_What to produce_
Wherever "JSON" occurs in the entries, copy the line that holds it.

········

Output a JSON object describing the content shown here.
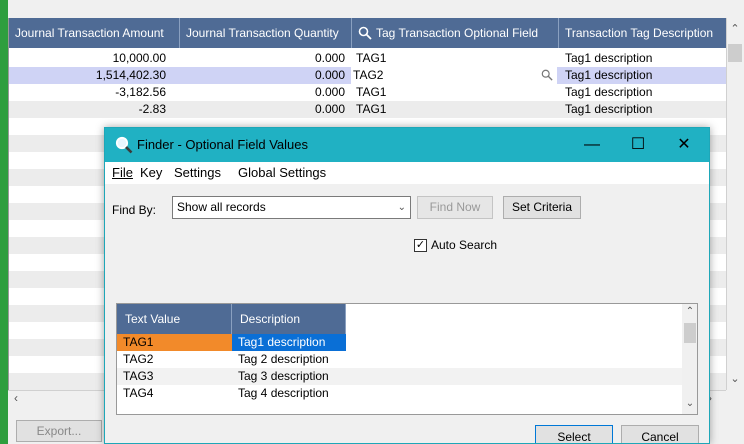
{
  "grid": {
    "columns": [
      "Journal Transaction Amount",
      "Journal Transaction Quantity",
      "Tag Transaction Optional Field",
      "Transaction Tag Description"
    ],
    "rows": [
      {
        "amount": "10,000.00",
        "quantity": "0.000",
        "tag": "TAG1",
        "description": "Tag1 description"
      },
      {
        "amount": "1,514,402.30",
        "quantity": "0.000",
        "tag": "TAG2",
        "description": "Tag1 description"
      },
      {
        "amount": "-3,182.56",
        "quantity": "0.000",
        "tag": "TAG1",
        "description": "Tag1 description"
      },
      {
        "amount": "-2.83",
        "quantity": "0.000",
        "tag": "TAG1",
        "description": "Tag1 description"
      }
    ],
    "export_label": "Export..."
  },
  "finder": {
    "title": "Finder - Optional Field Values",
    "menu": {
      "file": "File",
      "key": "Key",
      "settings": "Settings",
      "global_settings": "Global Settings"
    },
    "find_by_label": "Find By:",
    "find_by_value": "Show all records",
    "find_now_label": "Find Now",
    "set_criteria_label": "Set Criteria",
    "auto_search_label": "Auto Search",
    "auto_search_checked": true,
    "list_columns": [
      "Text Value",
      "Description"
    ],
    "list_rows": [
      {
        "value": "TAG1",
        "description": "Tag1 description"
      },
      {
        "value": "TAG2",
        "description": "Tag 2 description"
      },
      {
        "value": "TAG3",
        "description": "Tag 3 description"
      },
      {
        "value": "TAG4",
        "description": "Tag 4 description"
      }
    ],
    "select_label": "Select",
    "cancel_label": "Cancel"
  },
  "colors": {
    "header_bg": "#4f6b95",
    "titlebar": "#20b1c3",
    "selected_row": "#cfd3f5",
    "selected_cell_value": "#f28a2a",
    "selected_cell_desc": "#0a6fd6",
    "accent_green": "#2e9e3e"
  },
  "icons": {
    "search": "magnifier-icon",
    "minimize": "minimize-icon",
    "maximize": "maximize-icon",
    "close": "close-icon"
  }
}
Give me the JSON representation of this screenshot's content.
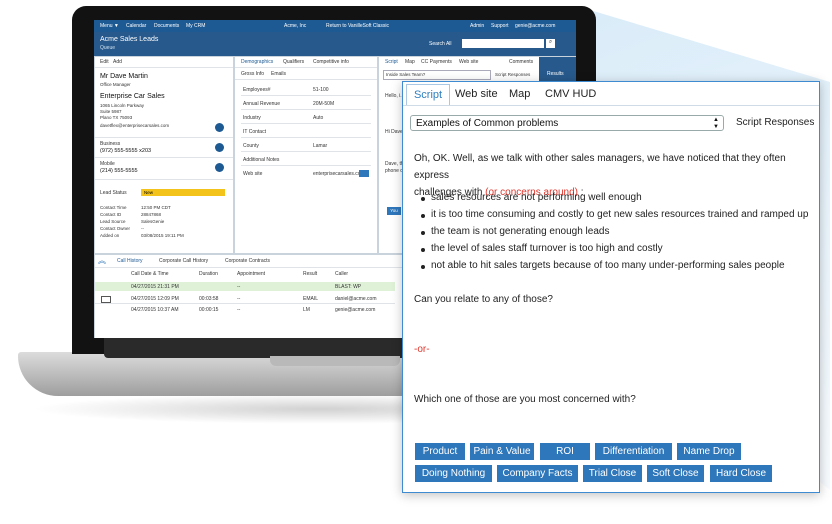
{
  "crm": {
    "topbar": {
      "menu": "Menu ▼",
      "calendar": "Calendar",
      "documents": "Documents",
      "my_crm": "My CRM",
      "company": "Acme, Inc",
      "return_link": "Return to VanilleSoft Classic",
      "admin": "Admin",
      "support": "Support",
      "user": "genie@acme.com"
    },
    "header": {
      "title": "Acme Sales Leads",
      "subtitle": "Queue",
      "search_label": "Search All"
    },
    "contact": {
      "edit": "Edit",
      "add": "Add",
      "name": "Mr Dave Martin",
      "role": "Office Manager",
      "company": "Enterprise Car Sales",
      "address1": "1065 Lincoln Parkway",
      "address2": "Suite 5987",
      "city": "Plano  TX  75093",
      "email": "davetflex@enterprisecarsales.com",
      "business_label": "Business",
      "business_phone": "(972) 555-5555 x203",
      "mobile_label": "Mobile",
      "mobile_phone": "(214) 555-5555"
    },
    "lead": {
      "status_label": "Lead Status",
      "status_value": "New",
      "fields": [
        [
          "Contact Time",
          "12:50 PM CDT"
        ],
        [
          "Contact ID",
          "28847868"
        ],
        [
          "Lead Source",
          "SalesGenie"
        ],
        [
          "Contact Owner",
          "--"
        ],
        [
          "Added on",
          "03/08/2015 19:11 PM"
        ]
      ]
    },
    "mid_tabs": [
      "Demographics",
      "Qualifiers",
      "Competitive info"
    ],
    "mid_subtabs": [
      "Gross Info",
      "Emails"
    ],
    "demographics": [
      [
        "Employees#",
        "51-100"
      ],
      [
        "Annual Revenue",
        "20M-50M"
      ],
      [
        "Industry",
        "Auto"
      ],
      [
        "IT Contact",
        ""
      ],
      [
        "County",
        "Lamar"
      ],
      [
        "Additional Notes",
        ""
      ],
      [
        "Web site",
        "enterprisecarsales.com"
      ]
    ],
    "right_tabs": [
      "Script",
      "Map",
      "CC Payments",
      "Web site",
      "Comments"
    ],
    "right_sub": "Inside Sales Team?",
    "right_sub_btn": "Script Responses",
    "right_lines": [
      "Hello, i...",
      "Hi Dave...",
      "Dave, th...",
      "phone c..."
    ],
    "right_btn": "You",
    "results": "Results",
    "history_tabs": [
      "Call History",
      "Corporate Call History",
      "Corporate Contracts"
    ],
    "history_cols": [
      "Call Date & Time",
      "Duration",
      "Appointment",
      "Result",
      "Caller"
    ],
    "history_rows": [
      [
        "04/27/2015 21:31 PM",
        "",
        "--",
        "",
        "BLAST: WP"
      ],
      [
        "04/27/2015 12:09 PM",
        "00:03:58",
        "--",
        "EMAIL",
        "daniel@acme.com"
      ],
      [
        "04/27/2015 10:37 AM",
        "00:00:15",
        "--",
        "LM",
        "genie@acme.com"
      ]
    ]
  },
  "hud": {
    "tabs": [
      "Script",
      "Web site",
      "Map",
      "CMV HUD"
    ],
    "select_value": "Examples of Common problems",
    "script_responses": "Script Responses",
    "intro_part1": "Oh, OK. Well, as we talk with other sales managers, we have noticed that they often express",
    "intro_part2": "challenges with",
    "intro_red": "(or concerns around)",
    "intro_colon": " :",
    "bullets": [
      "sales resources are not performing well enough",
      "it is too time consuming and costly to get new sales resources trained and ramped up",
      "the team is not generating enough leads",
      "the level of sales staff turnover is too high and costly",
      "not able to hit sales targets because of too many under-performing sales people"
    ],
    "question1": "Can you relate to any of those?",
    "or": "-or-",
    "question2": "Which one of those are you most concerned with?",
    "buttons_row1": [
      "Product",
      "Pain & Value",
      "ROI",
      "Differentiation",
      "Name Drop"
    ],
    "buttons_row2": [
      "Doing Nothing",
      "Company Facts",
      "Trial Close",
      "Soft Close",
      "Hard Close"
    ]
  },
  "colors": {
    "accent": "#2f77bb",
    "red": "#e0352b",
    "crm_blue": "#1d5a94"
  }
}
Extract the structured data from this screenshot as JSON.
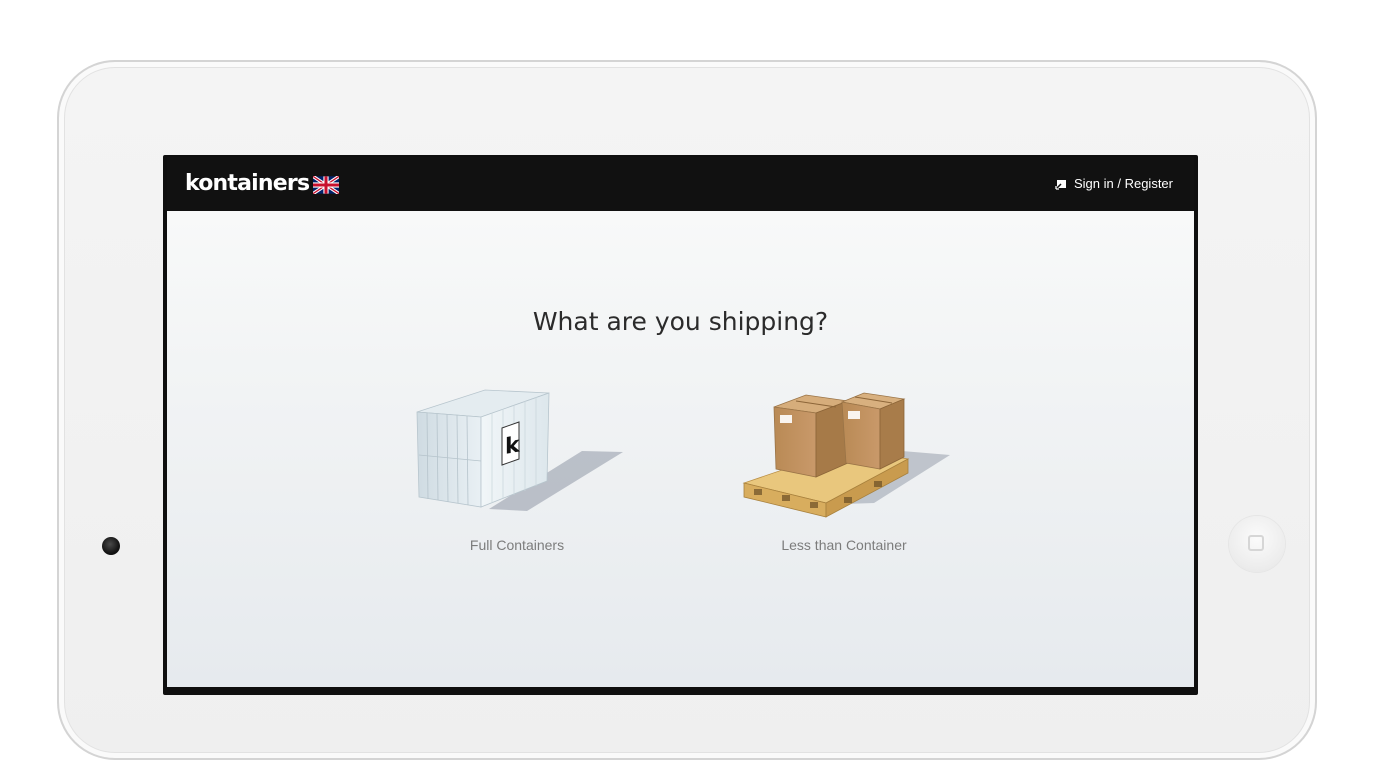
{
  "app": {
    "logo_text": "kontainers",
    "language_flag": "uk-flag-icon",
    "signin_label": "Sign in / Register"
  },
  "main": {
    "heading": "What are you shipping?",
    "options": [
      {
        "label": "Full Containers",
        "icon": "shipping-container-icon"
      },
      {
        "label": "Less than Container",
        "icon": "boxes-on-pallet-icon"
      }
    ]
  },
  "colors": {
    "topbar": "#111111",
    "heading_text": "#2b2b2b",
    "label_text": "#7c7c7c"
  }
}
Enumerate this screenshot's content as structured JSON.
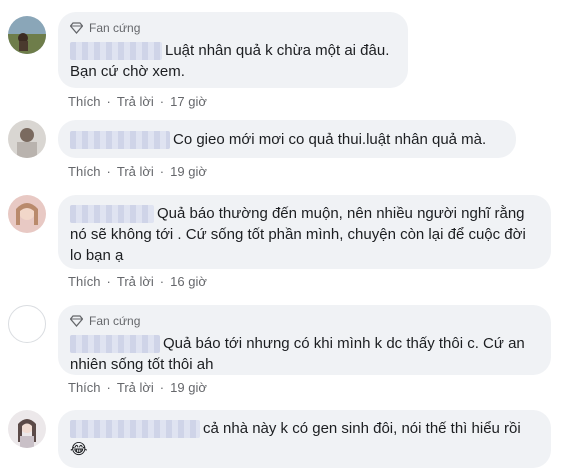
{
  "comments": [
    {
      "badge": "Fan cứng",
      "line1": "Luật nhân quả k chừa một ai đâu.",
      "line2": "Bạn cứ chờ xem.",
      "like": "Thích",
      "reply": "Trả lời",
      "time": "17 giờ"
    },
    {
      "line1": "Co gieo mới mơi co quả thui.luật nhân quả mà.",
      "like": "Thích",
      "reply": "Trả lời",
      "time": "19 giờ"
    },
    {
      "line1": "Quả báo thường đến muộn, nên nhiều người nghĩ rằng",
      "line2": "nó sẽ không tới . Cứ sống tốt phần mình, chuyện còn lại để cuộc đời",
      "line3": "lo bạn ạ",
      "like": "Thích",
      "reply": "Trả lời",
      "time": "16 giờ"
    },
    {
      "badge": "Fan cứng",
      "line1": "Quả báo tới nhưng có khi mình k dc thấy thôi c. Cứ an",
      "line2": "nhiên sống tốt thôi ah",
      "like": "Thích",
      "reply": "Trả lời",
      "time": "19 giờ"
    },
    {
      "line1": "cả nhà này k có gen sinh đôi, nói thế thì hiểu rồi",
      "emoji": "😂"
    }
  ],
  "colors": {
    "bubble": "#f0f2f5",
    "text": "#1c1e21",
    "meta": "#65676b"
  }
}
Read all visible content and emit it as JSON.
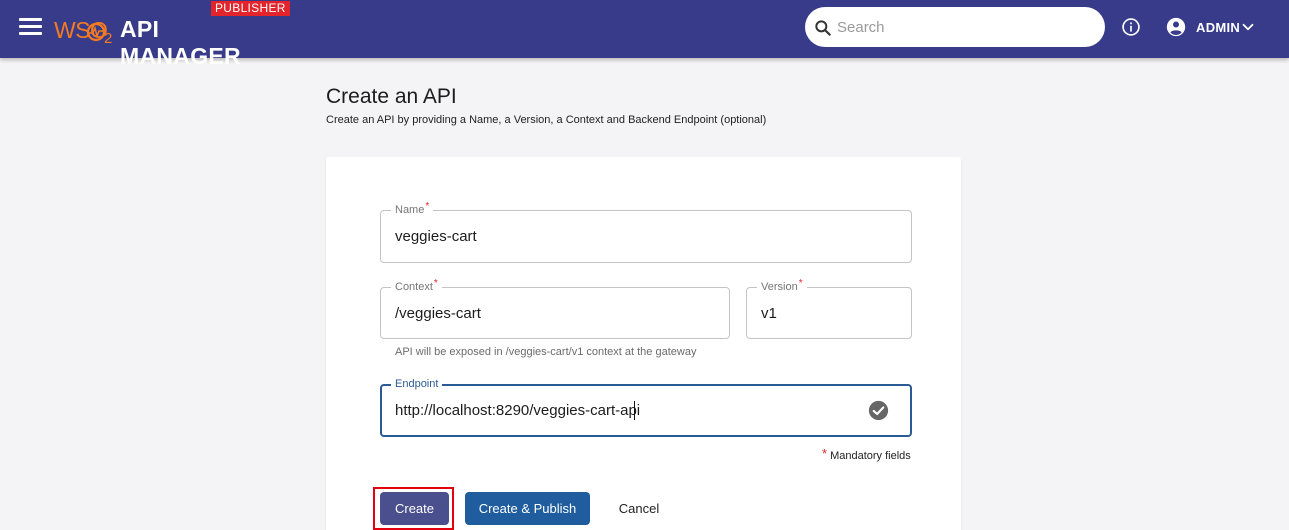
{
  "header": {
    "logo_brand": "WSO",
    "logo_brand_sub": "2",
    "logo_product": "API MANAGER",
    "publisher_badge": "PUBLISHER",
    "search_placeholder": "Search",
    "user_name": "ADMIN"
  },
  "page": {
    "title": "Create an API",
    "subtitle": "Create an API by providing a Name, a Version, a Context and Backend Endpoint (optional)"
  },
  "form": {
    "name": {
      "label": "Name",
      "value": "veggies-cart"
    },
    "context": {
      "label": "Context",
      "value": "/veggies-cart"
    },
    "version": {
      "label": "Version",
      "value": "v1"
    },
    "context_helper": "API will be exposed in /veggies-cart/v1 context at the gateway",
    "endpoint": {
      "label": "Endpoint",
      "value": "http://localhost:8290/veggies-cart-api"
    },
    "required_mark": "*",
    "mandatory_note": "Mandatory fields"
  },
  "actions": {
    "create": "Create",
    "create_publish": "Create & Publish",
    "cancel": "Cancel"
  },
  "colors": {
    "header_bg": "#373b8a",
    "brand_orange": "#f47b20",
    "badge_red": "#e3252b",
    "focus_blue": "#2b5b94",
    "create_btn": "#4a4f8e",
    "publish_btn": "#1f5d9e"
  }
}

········

_Response to the exercise_
Output a JSON object describing the content shown here.
Give me the JSON representation of this screenshot's content.
Extract the structured data from this screenshot as JSON.
Enumerate this screenshot's content as structured JSON.
Read all visible content and emit it as JSON.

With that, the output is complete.